    Certainly, in my particular case and in many jurisdictions 
across America, we have police officers in all the high schools 
and, frankly, the middle schools, costing my jurisdiction 
nearly $8 million a year. And they have a place, but certainly 
we believe that more needs to be done in this area. In my two 
school shootings, in both shootings, bullying was alleged to be 
a factor.
    Senator Hirono. Thank you.
    Thank you, Mr. Chairman.
    Chairman Leahy. Thank you very much.
    I want to thank all the witnesses who came here. This was a 
lengthy hearing. It is the first of others we will have. I 
think what we are trying to do--and I hope people realize--on 
this committee is trying to write laws that protect the public. 
Now, I cherish and exercise my Second Amendment rights as I do 
all my rights under the Constitution. But I do not think 
individual rights include weapons of war like land mines or 
tanks or machine guns or rocket-propelled grenades. And where 
do we go as we step back from those levels? I came here to have 
a discussion, hoping to build consensus. Obviously, there is 
more work that needs to be done.
    I think there is one consensus. We all want to do what we 
can to prevent future tragedies and put an end to the violence 
that breaks all our hearts. You know, I live an hour's drive 
from another country--Canada. I do not see the same kind of 
problem there. I want to find out how we can stop what is 
happening. I believe there should be some areas of agreement, 
and I hope the Committee can get together to mark up 
legislation next month--this month is virtually over--and then 
take it to the floor.
    We will respect the diversity of viewpoints represented 
today. We will have hearings that have other viewpoints. We 
have to listen to one another.

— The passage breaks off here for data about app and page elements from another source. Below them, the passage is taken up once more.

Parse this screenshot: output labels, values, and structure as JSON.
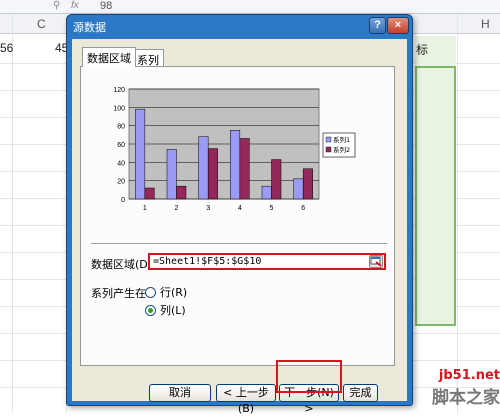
{
  "sheet": {
    "formula_value": "98",
    "fx_label": "fx",
    "zoom_icon": "magnifier-icon",
    "columns": [
      "C",
      "H"
    ],
    "cell_left": "56",
    "cell_b": "45",
    "cell_right": "标"
  },
  "dialog": {
    "title": "源数据",
    "help_label": "?",
    "close_label": "×",
    "tabs": [
      {
        "label": "数据区域",
        "active": true
      },
      {
        "label": "系列",
        "active": false
      }
    ],
    "range_label": "数据区域(D):",
    "range_value": "=Sheet1!$F$5:$G$10",
    "series_label": "系列产生在:",
    "series_options": [
      {
        "label": "行(R)",
        "selected": false
      },
      {
        "label": "列(L)",
        "selected": true
      }
    ],
    "buttons": {
      "cancel": "取消",
      "back": "< 上一步(B)",
      "next": "下一步(N) >",
      "finish": "完成"
    }
  },
  "chart_data": {
    "type": "bar",
    "categories": [
      "1",
      "2",
      "3",
      "4",
      "5",
      "6"
    ],
    "series": [
      {
        "name": "系列1",
        "values": [
          98,
          54,
          68,
          75,
          14,
          22
        ],
        "color": "#9b9bf5"
      },
      {
        "name": "系列2",
        "values": [
          12,
          14,
          55,
          66,
          43,
          33
        ],
        "color": "#93285a"
      }
    ],
    "yticks": [
      0,
      20,
      40,
      60,
      80,
      100,
      120
    ],
    "ylim": [
      0,
      120
    ],
    "plot_bg": "#c0c0c0",
    "legend": "right"
  },
  "watermark": {
    "top": "jb51.net",
    "bottom": "脚本之家"
  }
}
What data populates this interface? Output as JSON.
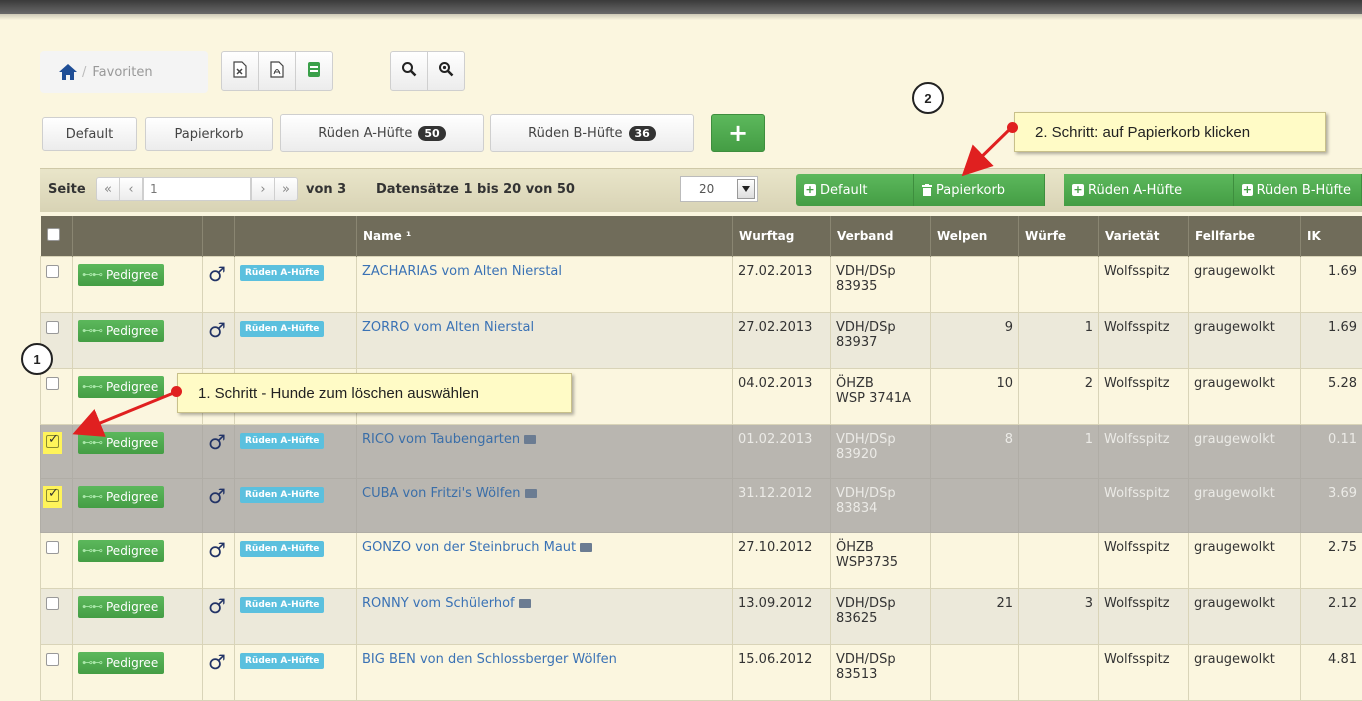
{
  "breadcrumb": {
    "home_icon": "home-icon",
    "separator": "/",
    "label": "Favoriten"
  },
  "toolbar": {
    "export_icons": [
      "excel-export-icon",
      "pdf-export-icon",
      "csv-export-icon"
    ],
    "search_icons": [
      "search-icon",
      "search-reset-icon"
    ]
  },
  "views": [
    {
      "label": "Default"
    },
    {
      "label": "Papierkorb"
    },
    {
      "label": "Rüden A-Hüfte",
      "count": "50"
    },
    {
      "label": "Rüden B-Hüfte",
      "count": "36"
    }
  ],
  "add_view_label": "+",
  "pager": {
    "seite_label": "Seite",
    "first": "«",
    "prev": "‹",
    "page_value": "1",
    "next": "›",
    "last": "»",
    "von_label": "von 3",
    "records_label": "Datensätze 1 bis 20 von 50",
    "per_page": "20"
  },
  "move_buttons": [
    {
      "label": "Default",
      "icon": "plus-square-icon"
    },
    {
      "label": "Papierkorb",
      "icon": "trash-icon"
    },
    {
      "label": "Rüden A-Hüfte",
      "icon": "plus-square-icon"
    },
    {
      "label": "Rüden B-Hüfte",
      "icon": "plus-square-icon"
    }
  ],
  "table": {
    "columns": [
      "",
      "",
      "",
      "",
      "Name ¹",
      "Wurftag",
      "Verband",
      "Welpen",
      "Würfe",
      "Varietät",
      "Fellfarbe",
      "IK"
    ],
    "pedigree_label": "Pedigree",
    "gender_symbol": "♂",
    "tag_label": "Rüden A-Hüfte",
    "rows": [
      {
        "checked": false,
        "name": "ZACHARIAS vom Alten Nierstal",
        "photo": false,
        "wurftag": "27.02.2013",
        "verband1": "VDH/DSp",
        "verband2": "83935",
        "welpen": "",
        "wuerfe": "",
        "varietaet": "Wolfsspitz",
        "fellfarbe": "graugewolkt",
        "ik": "1.69"
      },
      {
        "checked": false,
        "name": "ZORRO vom Alten Nierstal",
        "photo": false,
        "wurftag": "27.02.2013",
        "verband1": "VDH/DSp",
        "verband2": "83937",
        "welpen": "9",
        "wuerfe": "1",
        "varietaet": "Wolfsspitz",
        "fellfarbe": "graugewolkt",
        "ik": "1.69"
      },
      {
        "checked": false,
        "name": "",
        "photo": true,
        "wurftag": "04.02.2013",
        "verband1": "ÖHZB",
        "verband2": "WSP 3741A",
        "welpen": "10",
        "wuerfe": "2",
        "varietaet": "Wolfsspitz",
        "fellfarbe": "graugewolkt",
        "ik": "5.28"
      },
      {
        "checked": true,
        "name": "RICO vom Taubengarten",
        "photo": true,
        "wurftag": "01.02.2013",
        "verband1": "VDH/DSp",
        "verband2": "83920",
        "welpen": "8",
        "wuerfe": "1",
        "varietaet": "Wolfsspitz",
        "fellfarbe": "graugewolkt",
        "ik": "0.11"
      },
      {
        "checked": true,
        "name": "CUBA von Fritzi's Wölfen",
        "photo": true,
        "wurftag": "31.12.2012",
        "verband1": "VDH/DSp",
        "verband2": "83834",
        "welpen": "",
        "wuerfe": "",
        "varietaet": "Wolfsspitz",
        "fellfarbe": "graugewolkt",
        "ik": "3.69"
      },
      {
        "checked": false,
        "name": "GONZO von der Steinbruch Maut",
        "photo": true,
        "wurftag": "27.10.2012",
        "verband1": "ÖHZB",
        "verband2": "WSP3735",
        "welpen": "",
        "wuerfe": "",
        "varietaet": "Wolfsspitz",
        "fellfarbe": "graugewolkt",
        "ik": "2.75"
      },
      {
        "checked": false,
        "name": "RONNY vom Schülerhof",
        "photo": true,
        "wurftag": "13.09.2012",
        "verband1": "VDH/DSp",
        "verband2": "83625",
        "welpen": "21",
        "wuerfe": "3",
        "varietaet": "Wolfsspitz",
        "fellfarbe": "graugewolkt",
        "ik": "2.12"
      },
      {
        "checked": false,
        "name": "BIG BEN von den Schlossberger Wölfen",
        "photo": false,
        "wurftag": "15.06.2012",
        "verband1": "VDH/DSp",
        "verband2": "83513",
        "welpen": "",
        "wuerfe": "",
        "varietaet": "Wolfsspitz",
        "fellfarbe": "graugewolkt",
        "ik": "4.81"
      }
    ]
  },
  "annotations": {
    "step1_number": "1",
    "step1_text": "1. Schritt - Hunde zum löschen auswählen",
    "step2_number": "2",
    "step2_text": "2. Schritt: auf Papierkorb klicken",
    "arrow_color": "#e02020",
    "highlight_color": "#fff45a"
  }
}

But if we start with a basic 
thing that we abhor, the kind of violence we see and the 
violence I saw years ago as a prosecutor, let us find which 

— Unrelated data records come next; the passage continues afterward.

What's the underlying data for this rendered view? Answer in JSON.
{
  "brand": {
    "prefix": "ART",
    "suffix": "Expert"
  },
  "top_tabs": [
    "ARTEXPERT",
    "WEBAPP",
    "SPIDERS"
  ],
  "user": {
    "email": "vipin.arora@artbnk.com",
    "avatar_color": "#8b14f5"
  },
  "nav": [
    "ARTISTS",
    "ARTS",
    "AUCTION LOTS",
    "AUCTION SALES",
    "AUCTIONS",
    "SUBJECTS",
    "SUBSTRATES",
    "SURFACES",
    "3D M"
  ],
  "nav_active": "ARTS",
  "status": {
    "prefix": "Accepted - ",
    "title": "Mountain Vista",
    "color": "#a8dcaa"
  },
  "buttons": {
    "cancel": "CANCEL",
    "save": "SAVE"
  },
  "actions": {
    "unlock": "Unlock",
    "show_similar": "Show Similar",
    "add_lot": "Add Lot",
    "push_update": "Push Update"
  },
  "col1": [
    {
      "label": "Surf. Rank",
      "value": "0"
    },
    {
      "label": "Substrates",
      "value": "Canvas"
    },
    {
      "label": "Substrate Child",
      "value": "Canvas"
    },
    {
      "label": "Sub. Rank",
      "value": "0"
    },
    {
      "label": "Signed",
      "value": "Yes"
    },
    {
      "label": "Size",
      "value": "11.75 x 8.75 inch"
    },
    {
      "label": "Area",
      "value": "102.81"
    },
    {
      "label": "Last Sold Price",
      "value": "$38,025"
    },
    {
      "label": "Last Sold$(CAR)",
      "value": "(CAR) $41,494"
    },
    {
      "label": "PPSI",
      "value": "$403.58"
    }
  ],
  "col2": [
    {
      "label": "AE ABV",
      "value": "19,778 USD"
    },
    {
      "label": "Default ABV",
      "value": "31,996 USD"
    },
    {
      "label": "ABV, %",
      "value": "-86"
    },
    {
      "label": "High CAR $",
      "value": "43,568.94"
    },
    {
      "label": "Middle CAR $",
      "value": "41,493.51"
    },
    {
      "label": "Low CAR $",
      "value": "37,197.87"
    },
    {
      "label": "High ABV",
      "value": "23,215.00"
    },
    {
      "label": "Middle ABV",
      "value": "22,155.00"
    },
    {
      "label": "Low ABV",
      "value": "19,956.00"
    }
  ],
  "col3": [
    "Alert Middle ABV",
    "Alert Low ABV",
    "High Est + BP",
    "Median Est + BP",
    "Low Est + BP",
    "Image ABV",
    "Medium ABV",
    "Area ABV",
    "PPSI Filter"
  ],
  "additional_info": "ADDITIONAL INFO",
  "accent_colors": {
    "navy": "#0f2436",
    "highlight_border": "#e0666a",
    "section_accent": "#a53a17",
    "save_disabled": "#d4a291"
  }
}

steps work and go forward.
    So thank you all, all five of you, very, very much.
    We stand in recess.
    [Whereupon, at 1:55 p.m., the Committee was adjourned.]
    [Additional material submitted for the record follows.]

                            A P P E N D I X

              Additional Material Submitted for the Record